Dr. Johnny L. Jones: Fallen Black Star
Dr. Johnny L. Jones, from Greenville, North Carolina, was Miami-Dade County’s first black school superintendent. He was appointed to the post in May 1977. Jones consolidated power quickly bringing many blacks, including some personal friends, into powerful positions in the school district. He was an impeccable dresser and among other distinctions was a member of the Orange Bowel Committee. Dr. Jones became an advocate for poor and minority children. For example, he stopped outdoor suspensions from school which effected a disproportionate number of black students and pressed hard to improve minority schools.
Dr. Jones was swept from power in 1979 after being charged with misusing school funds to buy gold plated plumbing for a vacation home he was building in Naples, Florida. In 1985 his conviction in what became known as “the gold plumbing case”, was reversed by the Third District Court of Appeals because the state excluded blacks from the jury, an act that infuriated blacks and added to the tensions leading up to the great riot of 1980. Dr. Jones was later convicted on a separate bribery charge.
The common belief that Dr. Johnny L. Jones was the first black to rise to such heights in the Dade school system is incorrect. Over a century before Jones was appointed, two blacks served in positions in the Dade school system that were higher than what Jones achieved.

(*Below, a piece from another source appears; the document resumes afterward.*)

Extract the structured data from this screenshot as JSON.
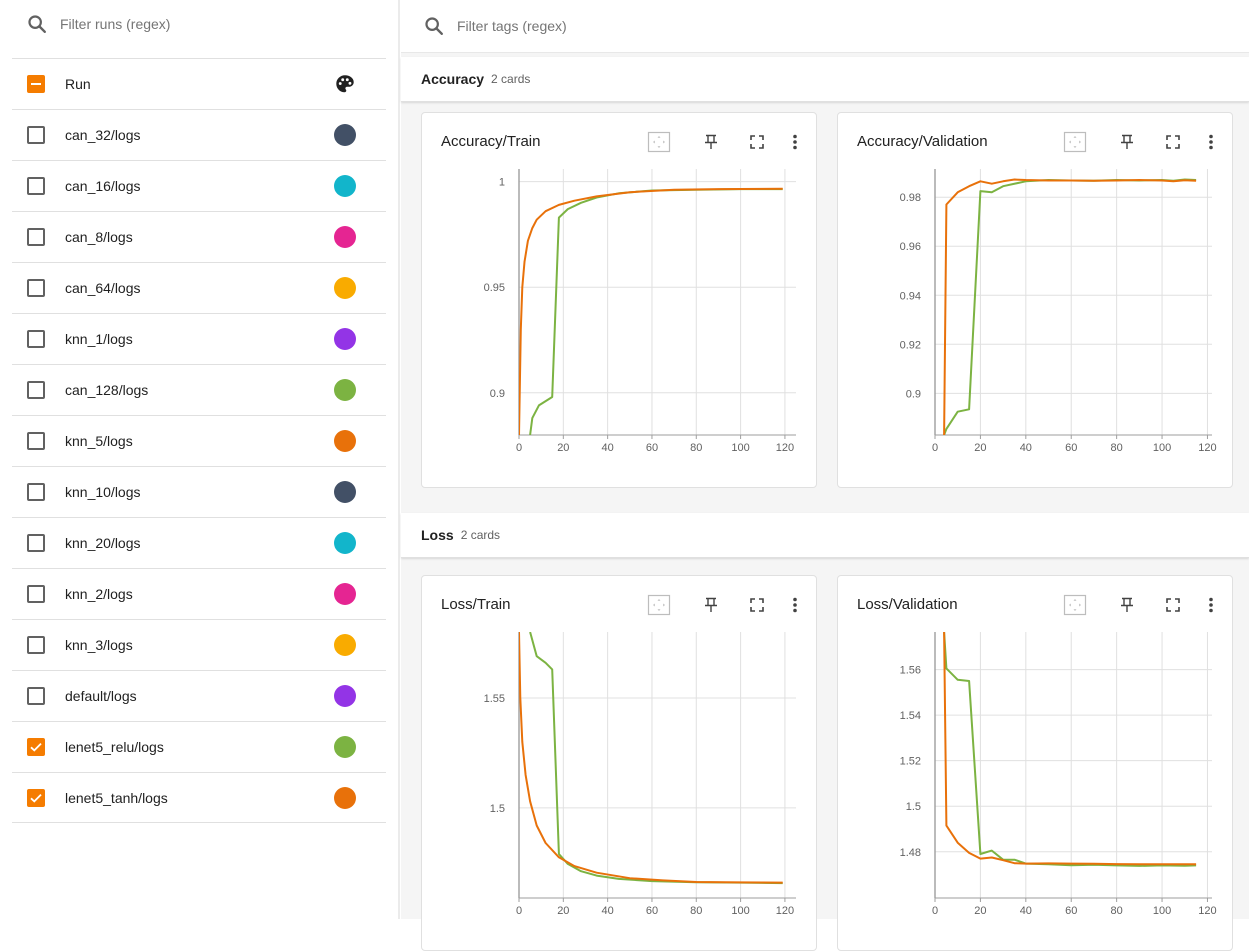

In 1868, during Reconstruction (1866-1877) when blacks had temporary political power in the South, two freed slaves, Andrew Price and Octavius Aimar, were appointed to positions in the school system. Price was appointed school board chairman and Aimer was appointed as a county commissioner and member of the school board.

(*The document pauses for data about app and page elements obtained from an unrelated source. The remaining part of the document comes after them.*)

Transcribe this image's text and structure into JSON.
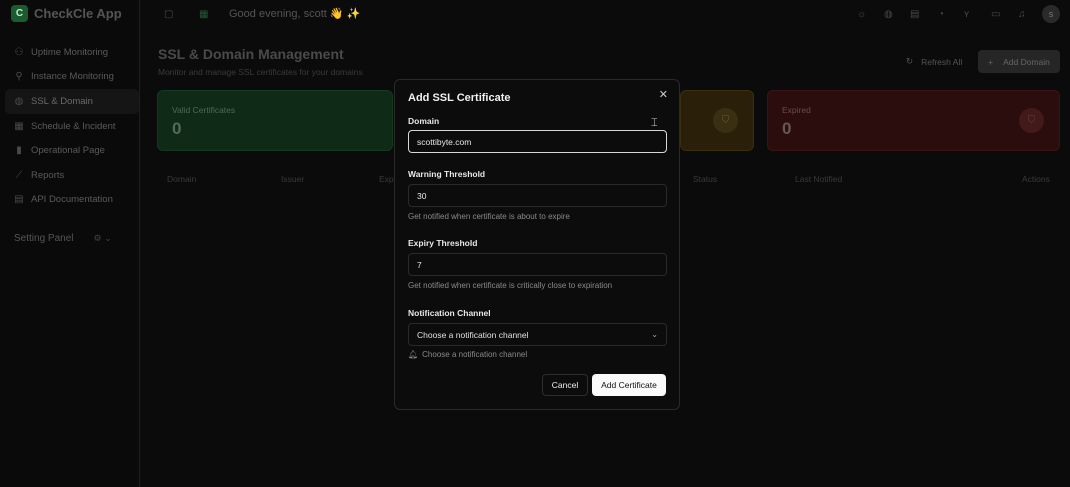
{
  "app": {
    "logo_letter": "C",
    "name": "CheckCle App"
  },
  "sidebar": {
    "items": [
      {
        "label": "Uptime Monitoring",
        "icon": "network-icon"
      },
      {
        "label": "Instance Monitoring",
        "icon": "server-icon"
      },
      {
        "label": "SSL & Domain",
        "icon": "globe-icon"
      },
      {
        "label": "Schedule & Incident",
        "icon": "calendar-icon"
      },
      {
        "label": "Operational Page",
        "icon": "bar-chart-icon"
      },
      {
        "label": "Reports",
        "icon": "line-chart-icon"
      },
      {
        "label": "API Documentation",
        "icon": "file-icon"
      }
    ],
    "setting_panel": "Setting Panel"
  },
  "topbar": {
    "greeting": "Good evening, scott 👋 ✨",
    "avatar": "s"
  },
  "page": {
    "title": "SSL & Domain Management",
    "subtitle": "Monitor and manage SSL certificates for your domains",
    "refresh_label": "Refresh All",
    "add_label": "Add Domain"
  },
  "cards": {
    "valid": {
      "label": "Valid Certificates",
      "value": "0"
    },
    "expired": {
      "label": "Expired",
      "value": "0"
    }
  },
  "table": {
    "headers": [
      "Domain",
      "Issuer",
      "Expi",
      "Status",
      "Last Notified",
      "Actions"
    ]
  },
  "modal": {
    "title": "Add SSL Certificate",
    "domain_label": "Domain",
    "domain_value": "scottibyte.com",
    "warning_label": "Warning Threshold",
    "warning_value": "30",
    "warning_help": "Get notified when certificate is about to expire",
    "expiry_label": "Expiry Threshold",
    "expiry_value": "7",
    "expiry_help": "Get notified when certificate is critically close to expiration",
    "channel_label": "Notification Channel",
    "channel_value": "Choose a notification channel",
    "channel_hint": "Choose a notification channel",
    "cancel_label": "Cancel",
    "submit_label": "Add Certificate"
  },
  "colors": {
    "accent_green": "#1a5c30",
    "primary_button": "#fafafa"
  }
}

I hasten to add that neither man could read or write and were appointed by an unpopular carpetbagger named William H. Gleason who was serving as lieutenant governor. Gleason was an opportunistic power-grabbing man who was resented by local whites who had been cheated out of land and money by Gleason who merely used Price and Aimer for his own purposes. That said, Johnny Jones was the first black to exercise real power in the Miami-Dade Public School System. He died on December 3, 1993. He was the epitome of the black fallen star.
The Economic Oppression of Blacks
Ironically, one of the goals of Reconstruction was to get land into the hands of former slaves. This was to be accomplished through the passage of the Homestead Act of 1866. The federal government planned to distribute state-owned lands in five states to freedmen and to the few loyal white Southerners who did not support the Confederacy. The land was to be distributed in eighty-acre farms. Ex-Confederates were ineligible to apply. In Florida, the land office responsible for distributing land to blacks opened in August, 1866. Three thousand blacks filed claims. The law was repealed two years later at which time 2,012 blacks had been given land, and altogether they had received only 160,960 acres. Southern whites actively worked to prevent blacks from getting land ownership and often used intimidation to force some blacks to abandon their homesteads or sell them to whites.
The discussion about black land ownership began even before the war was over. In January, 1865, twenty black ministers were summoned to Savannah to meet with Secretary of War Edward M. Stanton and Major General William T. Sherman. The General and the Secretary desired to know what the former slaves wanted most when the war ended. The response from the ministers was unequivocal. Land! They asked that blacks be given land which they could work until they were able to buy it, with the goal being black economic independence from whites. As a result of this advice, Sherman issued Special Field Order 15 which set aside 400,000 acres of confiscated land to be distributed to the heads of slave families. Sherman threw in some “broken-down mules” as a bonus. This was the origin of the often repeated saying among blacks that they are owed “forty acres and a mule.Dunn, A History of Florida Through Black Eyes, p.2.